How will the NPPF impact London Planning?
After two and half years and several drafts, the 5th March was finally the day when the Government published the long-awaited draft National Planning Policy Framework (NPPF) accompanied by numerous supporting consultation documents such as Developer Contributions, Draft Viability Guidance and Housing Delivery Test Measurement Rule Book. The focus of the draft revised NPPF and Prime Minister Theresa May’s speech was the housing crisis and ways it can be resolved.
The revised framework is now divided into 17 topic-based chapters (arguably similar to the previous PPSs/PPGs) where the order reflects the new priorities of the Government to deliver solutions to the housing crisis through the plan-led system. As housing is the key focus of the document, it aims at the delivery of ‘a sufficient supply of homes’ to reach the 300,000 homes per year target while increasing affordable housing provision.
The Government’s intention for a plan-led English planning system is also obvious with the focus on strategic policies rather than just Local plans. Strategic Policies will be planned for a 15 year period while there will be a requirement for local plan policies to be reviewed at least once every five years.
Following the stakeholders’ call for change the revisions of the viability assessment paragraphs of the current NPPF is one of the key changes in the draft. There will be no need to submit a viability assessment when a proposal accords ‘with all the relevant policies in an up-to date development plan’.
As usual the Green Belt became a topic of much debate and the government have sided with the CPRE and rural voters in tightening policy further. Plan-makers will be required to examine first all other options for meeting need for development before releasing Green Belt land for other allocations. However, affordable housing development on brownfield land in the Green Belt which would not cause substantial harm to openness and would meet identified need would not be considered inappropriate development in Green Belt and will be allowed.
Affordable housing will not to be required on sites of 10 or fewer units while it will also be reduced by a proportionate amount to support re-use of brownfield land where vacant building being reused or redeveloped.
Making Effective Use of Land
The much-discussed new chapter ‘Making Effective Use of Land’ is also consistent with the aims of Green Belt’s protection and housing increase. The chapter aims at ensuring that right development takes place at the most suitable locations.
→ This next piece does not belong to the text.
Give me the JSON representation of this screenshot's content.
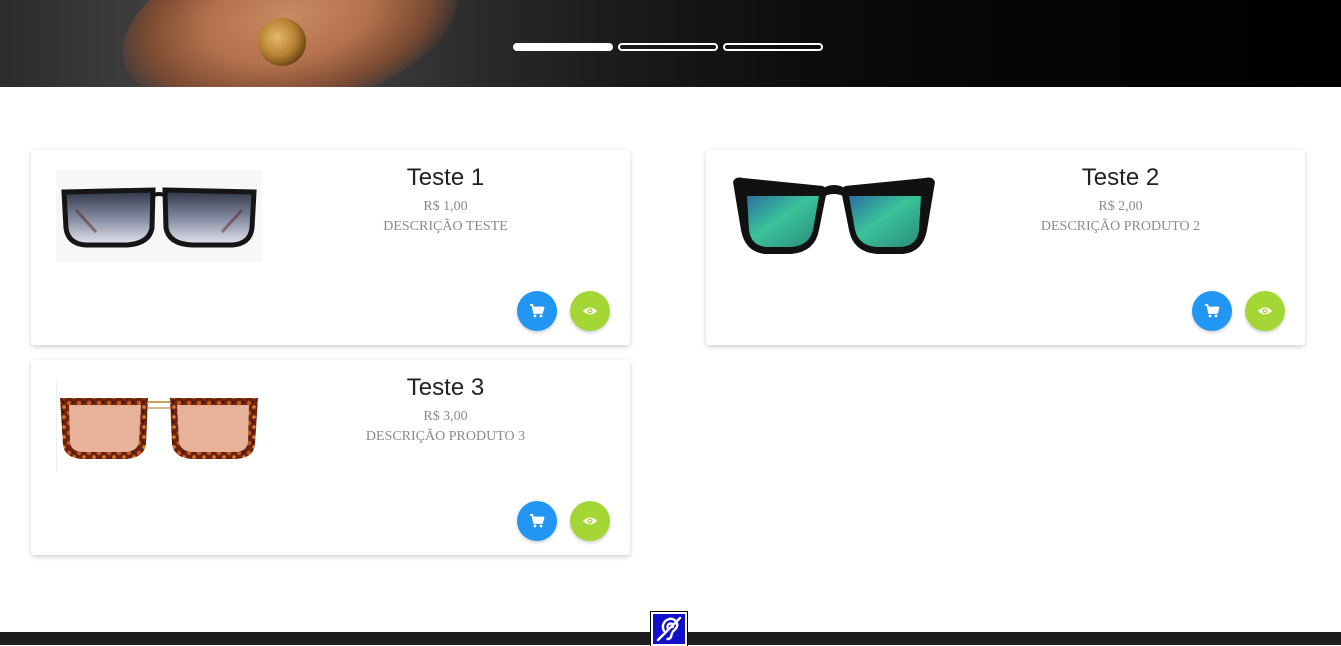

Higher density (upward extensions) will be supported especially in town centres and around transport hubs while retail and employment land could be used for housing in areas of high housing demand. More effective use of under-utilised land and buildings is also the focus of the chapter allowing the conversion of space above shops, building on car parks, service yards etc. and using the airspace above existing residential and commercial buildings for new homes. Development of airspace is the most radical proposed change and it will be interesting to see how this develops.
The Government aims to accelerate development by reforming Section 106 and Community Infrastructure Levy (CIL) and by introducing a Strategic Infrastructure Tariff. Section 106 pooling restrictions will be lifted, CIL charging schedules will be based on existing use of land while the Strategic Infrastructure Tariff aims to ‘fund or mitigate infrastructure, ensuring existing and new communities can benefit’.
The draft NPPF includes proposals for retail uses in out-of-centre locations to be considered only if town centre sites are not available or expected to be forthcoming within the plan period. The impact test for office development outside town centres is proposed to be removed.
The consultation closes on 10th May and as the final document is expected before the summer 2018, many current projects, applications and appeals may be affected.
WEA Planning are here to help with any of your questions regarding the consultation and its progress.